### Problem
Search the entries for the word "this" and return every line where it is found.

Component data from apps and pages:
--- START ---
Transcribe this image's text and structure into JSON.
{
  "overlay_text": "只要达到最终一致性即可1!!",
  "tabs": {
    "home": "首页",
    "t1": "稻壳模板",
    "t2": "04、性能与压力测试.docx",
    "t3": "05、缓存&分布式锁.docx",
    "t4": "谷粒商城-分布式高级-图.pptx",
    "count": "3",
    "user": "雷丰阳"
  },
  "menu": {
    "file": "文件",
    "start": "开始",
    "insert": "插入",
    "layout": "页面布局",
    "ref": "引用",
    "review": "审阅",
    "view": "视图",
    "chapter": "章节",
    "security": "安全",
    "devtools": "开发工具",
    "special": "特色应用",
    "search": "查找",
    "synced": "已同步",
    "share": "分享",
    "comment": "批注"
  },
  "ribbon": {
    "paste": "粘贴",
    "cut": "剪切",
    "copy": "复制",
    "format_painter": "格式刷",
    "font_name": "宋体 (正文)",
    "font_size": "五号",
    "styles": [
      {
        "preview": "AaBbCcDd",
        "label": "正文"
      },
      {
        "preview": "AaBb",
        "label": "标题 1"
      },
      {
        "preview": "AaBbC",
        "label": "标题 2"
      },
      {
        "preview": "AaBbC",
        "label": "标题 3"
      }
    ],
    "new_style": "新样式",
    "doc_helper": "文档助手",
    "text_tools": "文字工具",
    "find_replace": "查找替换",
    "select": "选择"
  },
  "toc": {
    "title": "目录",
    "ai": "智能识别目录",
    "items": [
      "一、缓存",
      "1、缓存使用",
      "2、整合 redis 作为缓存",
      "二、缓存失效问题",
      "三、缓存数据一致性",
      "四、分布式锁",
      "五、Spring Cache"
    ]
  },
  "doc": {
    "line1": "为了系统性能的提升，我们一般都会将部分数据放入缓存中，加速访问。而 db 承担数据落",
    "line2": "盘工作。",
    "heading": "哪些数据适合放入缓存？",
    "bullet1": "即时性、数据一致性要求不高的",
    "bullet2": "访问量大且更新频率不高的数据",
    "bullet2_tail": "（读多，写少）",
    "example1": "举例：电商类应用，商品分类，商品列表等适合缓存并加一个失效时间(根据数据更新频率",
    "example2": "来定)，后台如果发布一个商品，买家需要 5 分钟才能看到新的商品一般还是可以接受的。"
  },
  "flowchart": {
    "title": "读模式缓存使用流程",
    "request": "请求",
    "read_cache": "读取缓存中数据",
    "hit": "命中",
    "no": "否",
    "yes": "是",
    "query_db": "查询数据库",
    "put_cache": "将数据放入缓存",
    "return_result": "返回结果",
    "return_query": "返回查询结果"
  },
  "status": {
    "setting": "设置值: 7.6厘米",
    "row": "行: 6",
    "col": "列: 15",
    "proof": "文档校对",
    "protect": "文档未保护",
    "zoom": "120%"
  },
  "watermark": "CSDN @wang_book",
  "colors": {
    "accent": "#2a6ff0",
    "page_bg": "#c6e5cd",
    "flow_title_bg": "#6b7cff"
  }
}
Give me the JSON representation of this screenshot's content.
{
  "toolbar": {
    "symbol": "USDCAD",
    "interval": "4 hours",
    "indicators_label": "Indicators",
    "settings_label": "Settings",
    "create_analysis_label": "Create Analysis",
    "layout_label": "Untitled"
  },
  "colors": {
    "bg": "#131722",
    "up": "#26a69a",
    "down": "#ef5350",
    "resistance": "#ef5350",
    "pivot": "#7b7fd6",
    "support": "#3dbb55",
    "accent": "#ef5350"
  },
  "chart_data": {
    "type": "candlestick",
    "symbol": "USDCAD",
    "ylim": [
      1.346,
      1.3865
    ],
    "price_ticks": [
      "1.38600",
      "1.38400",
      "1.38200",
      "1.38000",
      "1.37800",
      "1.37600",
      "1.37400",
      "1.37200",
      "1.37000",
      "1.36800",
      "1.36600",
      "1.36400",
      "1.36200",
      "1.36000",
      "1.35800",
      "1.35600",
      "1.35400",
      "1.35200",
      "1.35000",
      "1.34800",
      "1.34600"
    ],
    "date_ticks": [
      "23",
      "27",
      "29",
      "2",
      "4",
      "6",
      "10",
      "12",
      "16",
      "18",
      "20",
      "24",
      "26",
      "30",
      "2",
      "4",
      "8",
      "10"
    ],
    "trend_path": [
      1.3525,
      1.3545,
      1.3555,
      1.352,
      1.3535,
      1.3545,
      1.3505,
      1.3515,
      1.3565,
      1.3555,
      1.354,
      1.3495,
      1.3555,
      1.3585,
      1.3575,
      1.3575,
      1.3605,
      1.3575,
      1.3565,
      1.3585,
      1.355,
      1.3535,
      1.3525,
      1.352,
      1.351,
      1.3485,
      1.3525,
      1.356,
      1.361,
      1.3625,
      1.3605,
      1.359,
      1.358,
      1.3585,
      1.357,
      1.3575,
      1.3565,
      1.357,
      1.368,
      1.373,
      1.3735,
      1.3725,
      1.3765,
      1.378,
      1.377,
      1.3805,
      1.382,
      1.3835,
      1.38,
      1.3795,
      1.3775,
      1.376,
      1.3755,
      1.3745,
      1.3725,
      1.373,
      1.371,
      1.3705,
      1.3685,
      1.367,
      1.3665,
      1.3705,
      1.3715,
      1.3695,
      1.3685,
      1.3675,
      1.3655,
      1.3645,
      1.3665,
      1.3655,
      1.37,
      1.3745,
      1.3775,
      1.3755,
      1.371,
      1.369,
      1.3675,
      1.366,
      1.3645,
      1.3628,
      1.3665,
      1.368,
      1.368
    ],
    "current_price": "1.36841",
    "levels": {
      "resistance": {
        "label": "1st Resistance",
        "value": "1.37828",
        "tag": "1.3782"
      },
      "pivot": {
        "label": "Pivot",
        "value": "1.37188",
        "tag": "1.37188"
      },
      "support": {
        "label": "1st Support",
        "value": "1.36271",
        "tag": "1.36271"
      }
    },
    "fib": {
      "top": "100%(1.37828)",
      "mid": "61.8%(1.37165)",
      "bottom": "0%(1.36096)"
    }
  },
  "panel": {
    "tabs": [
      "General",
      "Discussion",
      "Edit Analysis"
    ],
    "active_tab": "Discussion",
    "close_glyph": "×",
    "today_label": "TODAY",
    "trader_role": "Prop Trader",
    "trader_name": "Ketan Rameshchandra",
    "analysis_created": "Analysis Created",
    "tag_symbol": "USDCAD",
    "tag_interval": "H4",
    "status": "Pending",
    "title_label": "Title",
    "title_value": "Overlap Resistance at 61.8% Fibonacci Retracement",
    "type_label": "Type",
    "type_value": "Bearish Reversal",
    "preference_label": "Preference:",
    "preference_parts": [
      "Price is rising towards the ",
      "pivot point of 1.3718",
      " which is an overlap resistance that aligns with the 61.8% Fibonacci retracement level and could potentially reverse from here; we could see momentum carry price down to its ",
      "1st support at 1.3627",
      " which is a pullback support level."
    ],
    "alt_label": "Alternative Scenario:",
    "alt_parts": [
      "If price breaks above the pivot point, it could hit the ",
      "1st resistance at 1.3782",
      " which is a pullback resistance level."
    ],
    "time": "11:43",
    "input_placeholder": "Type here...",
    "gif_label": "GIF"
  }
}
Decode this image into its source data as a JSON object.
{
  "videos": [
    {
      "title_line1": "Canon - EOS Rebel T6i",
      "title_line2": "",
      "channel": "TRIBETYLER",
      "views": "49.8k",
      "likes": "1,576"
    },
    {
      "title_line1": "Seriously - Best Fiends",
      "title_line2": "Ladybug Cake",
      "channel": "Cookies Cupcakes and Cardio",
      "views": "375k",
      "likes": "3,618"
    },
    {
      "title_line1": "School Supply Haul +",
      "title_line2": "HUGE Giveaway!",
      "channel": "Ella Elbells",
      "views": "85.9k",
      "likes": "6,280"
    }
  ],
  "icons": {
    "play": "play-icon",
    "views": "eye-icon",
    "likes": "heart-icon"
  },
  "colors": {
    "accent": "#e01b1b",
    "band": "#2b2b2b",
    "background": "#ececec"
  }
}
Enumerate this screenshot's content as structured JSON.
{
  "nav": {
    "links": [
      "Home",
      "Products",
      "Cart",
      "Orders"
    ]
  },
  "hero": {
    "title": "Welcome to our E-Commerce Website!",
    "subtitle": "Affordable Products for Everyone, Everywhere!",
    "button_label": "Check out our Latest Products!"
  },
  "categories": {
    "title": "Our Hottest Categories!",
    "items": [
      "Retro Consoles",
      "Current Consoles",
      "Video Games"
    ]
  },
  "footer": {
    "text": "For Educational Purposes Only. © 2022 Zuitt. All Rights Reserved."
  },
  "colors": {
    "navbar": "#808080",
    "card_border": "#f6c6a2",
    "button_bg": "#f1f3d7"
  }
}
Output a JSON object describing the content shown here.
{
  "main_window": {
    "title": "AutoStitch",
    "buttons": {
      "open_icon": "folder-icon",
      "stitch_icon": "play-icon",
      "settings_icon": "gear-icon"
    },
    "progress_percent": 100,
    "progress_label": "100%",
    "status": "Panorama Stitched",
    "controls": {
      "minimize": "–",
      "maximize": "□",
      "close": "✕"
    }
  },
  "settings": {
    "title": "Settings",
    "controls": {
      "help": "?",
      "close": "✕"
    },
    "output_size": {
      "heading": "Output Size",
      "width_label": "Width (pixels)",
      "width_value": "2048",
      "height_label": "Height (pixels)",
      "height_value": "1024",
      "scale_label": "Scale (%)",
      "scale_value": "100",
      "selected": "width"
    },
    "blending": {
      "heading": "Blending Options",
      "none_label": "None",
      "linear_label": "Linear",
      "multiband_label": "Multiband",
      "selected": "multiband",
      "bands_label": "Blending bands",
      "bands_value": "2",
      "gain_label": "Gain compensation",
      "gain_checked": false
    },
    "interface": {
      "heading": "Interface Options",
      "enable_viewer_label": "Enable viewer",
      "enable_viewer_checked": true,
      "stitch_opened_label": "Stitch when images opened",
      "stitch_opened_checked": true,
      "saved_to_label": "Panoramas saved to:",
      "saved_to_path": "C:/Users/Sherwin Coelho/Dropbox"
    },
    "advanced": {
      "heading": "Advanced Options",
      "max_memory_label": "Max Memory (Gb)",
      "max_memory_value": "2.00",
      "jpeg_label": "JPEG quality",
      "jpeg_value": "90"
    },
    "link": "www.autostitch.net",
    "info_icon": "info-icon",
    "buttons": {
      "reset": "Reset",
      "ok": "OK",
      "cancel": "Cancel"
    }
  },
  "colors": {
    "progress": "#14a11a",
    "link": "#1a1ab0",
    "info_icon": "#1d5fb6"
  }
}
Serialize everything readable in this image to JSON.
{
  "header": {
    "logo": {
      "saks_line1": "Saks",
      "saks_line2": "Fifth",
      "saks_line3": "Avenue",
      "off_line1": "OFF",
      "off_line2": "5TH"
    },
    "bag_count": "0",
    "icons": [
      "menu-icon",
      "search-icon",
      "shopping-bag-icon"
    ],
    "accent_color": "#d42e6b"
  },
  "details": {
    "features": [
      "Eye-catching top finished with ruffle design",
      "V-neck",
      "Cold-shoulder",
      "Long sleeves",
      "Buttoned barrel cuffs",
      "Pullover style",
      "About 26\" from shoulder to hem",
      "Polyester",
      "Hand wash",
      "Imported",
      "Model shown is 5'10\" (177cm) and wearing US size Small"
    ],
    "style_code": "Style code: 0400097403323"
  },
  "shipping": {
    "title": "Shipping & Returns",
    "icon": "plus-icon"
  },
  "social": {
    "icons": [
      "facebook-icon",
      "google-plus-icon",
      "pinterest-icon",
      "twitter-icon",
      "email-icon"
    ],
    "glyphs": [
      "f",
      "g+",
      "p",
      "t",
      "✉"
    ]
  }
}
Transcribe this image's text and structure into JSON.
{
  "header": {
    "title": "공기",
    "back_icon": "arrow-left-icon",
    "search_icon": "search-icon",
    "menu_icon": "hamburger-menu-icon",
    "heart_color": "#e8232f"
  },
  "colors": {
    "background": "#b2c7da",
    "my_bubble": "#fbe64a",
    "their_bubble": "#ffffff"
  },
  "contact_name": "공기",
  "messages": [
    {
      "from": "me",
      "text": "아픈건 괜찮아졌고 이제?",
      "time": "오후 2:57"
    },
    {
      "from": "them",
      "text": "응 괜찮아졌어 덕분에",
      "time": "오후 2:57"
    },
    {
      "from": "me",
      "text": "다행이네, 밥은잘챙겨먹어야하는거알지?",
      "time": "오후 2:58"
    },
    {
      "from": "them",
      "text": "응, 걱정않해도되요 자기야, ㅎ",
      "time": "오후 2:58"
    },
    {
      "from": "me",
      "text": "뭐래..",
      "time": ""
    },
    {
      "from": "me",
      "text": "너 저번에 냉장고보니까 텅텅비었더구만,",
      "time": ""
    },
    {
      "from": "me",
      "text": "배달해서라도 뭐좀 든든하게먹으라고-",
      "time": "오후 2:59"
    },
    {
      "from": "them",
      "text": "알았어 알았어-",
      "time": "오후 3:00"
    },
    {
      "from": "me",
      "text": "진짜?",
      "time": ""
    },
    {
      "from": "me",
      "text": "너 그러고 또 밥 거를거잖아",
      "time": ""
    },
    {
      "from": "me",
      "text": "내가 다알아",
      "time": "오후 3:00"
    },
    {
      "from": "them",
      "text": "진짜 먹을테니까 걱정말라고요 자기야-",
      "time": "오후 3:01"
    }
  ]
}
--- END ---
### Answer to the problem
Transcribe this image's text and structure into JSON.
Give me the JSON representation of this screenshot's content.
Decode this image into its source data as a JSON object.
Enumerate this screenshot's content as structured JSON.
Serialize everything readable in this image to JSON.
Transcribe this image's text and structure into JSON.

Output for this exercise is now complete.